Slow-cooked on your backyard grill, beef brisket makes an easy entrée

JERRY ANNE DI VECCHIO,  – November 16, 2004

I went to Chile to taste wines, and fell in love with the gracious tradition of dining in the vineyards. We set out one sunny morning on horseback through the Sauvignon Blanc and Cabernet Sauvignon grapes. Just as the heat of the day peaked, we came to a shady eucalyptus grove, where wisps of smoke hinted at cooking.

On a barbecue grill, plump empanadas were heating; on a spit surrounded by low coals, slabs of fresh brisket were turning; and a nearby table was laden with light vegetable salads, crusty breads, and a platter of local fruit, including pale green, purple-streaked pepinos ― a South American relative of tomatoes, available at specialty markets here. The setting itself was a relative of our own wine country; the meal would be perfectly at home in the West.
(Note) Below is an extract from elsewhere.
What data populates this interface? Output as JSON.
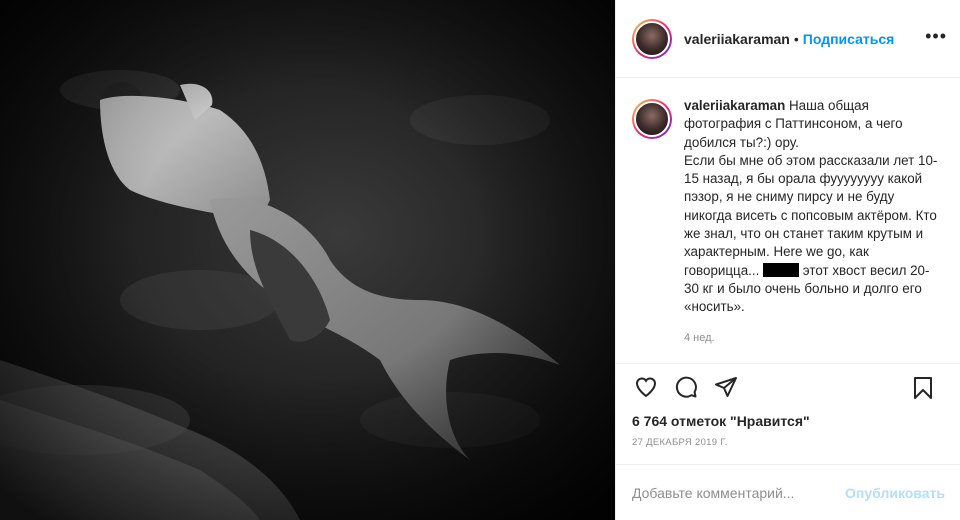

It was so simple and laced with make-ahead possibilities that I’ve added it to my roster of easy-entertaining menus. The brisket, a cut of beef we usually braise for tenderness, yields firm but juicy, flavorful slices when cooked over very low heat on a gas barbecue. Or, for quick results, grill flank steak instead.

Allow about 1 cup of sliced fruit per person for dessert. As for wines, I recommend the Sauvignon Blanc and Cabernet Sauvignon from those vineyards we traversed, owned by the Undurraga family, who have been making wine for more than 100 years. Their wines are available in some wine shops here.

Serve with:

Country-style Hearth-baked Breads

Chilean Sauvignon Blanc and Cabernet Sauvignon

Sliced-Fruit Platter: Pineapple, Oranges, Apples, Pepinos, and Grapes Splashed with Orange Liqueur